I snagged this issue a few years back interviewing Wildcat Comic-Con guest of honor Barbara Slate. Her character Angel Love appeared alongside Animal Man and other characters out of main DC Comics continuity. As Morrison has with plenty of his titles, “Animal Man” comes crashing head-first through the fourth wall.
This special Loot Crate edition that is now indoctrinating me into “Animal Man” includes the first five issues with “Truog,” “Hazlewood Wood,” and “Costanza.” It’s an odd little series originating in the DC universe about a washed-up superhero who can siphon animals’ attributes for thirty minutes at a time. Buddy Baker is back in training to go full bore into the superhero business, but his first task is coming head-to-head with more seasoned veteran, the hero B’wana Beast.
If B’wana Beast isn’t odd enough with his loincloth and bare chest, the late 80s hairstyles and cut-off jeans sell it.

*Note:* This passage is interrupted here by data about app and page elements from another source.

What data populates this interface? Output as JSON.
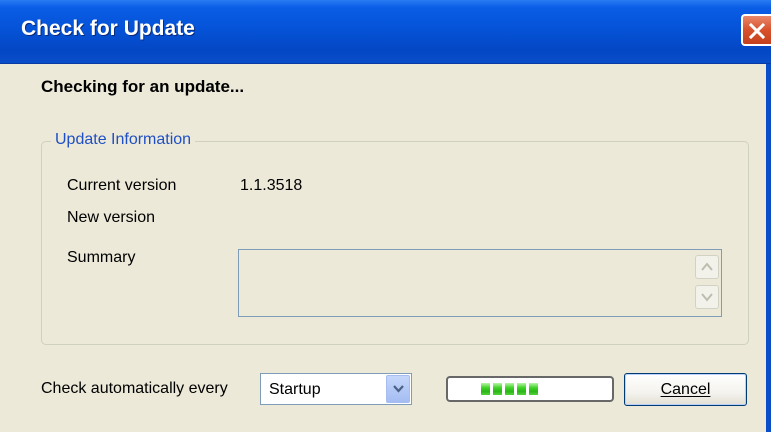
{
  "window": {
    "title": "Check for Update",
    "close_icon": "close-icon",
    "accent_color": "#0553d8"
  },
  "heading": "Checking for an update...",
  "update_info": {
    "group_label": "Update Information",
    "current_version_label": "Current version",
    "current_version_value": "1.1.3518",
    "new_version_label": "New version",
    "new_version_value": "",
    "summary_label": "Summary",
    "summary_value": ""
  },
  "footer": {
    "auto_check_label": "Check automatically every",
    "auto_check_selected": "Startup",
    "progress_segments": 5,
    "progress_color": "#2bb517",
    "cancel_label": "Cancel"
  }
}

Issue 5 entitled “Coyote Gospel” revolves around a knock-off Wile E. Coyote figure that, like his counterpart, cannot die. It’s just a beginning glimpse of this meta fourth wall shattering that Morrison would delve into as the series progresses. This fifth issue was nominated for an Eisner.
There’s a lot of fun stuff here. There are a few different trades available, as well as a collected omnibus available from DC Comics.
“The Shepherd’s Tale”
I’ve been dying to read “The Shepherd’s Tale” for years now, an origin story of Shepherd Book set in the Serenity universe, that of the television show, movie, and most recently comic book series. This edition was put together for Loot Crate’s Firefly: Cargo Crate, is softcover and has a different cover than that of its predecessor. It was originally published in late 2010.
Without giving too much away of the movie if you haven’t yet seen it, this tome follows Shepherd Book’s path to the crew of the Serenity in a keenly devised series of flashbacks. It starts where we see current continuity for Shepherd Book, and flow backwards to tell his story.
The characterizations for the members of Serenity are spot-on, as we expect from Joss Whedon’s picks for writers fleshing out characters in his sandbox ‘verse. Joss’s brother Zack handled the writing, and there’s a nice afterward discussing his qualms about writing the character of Shepherd Book and where his inspiration sprang from. Art by Chris Samnee was top-notch, rivaling that of main series artists.
Until recently, Serenity/Firefly comics were published by Dark Horse, but further series will be published by Boom! Studios, as well as new Firefly novels by TOR.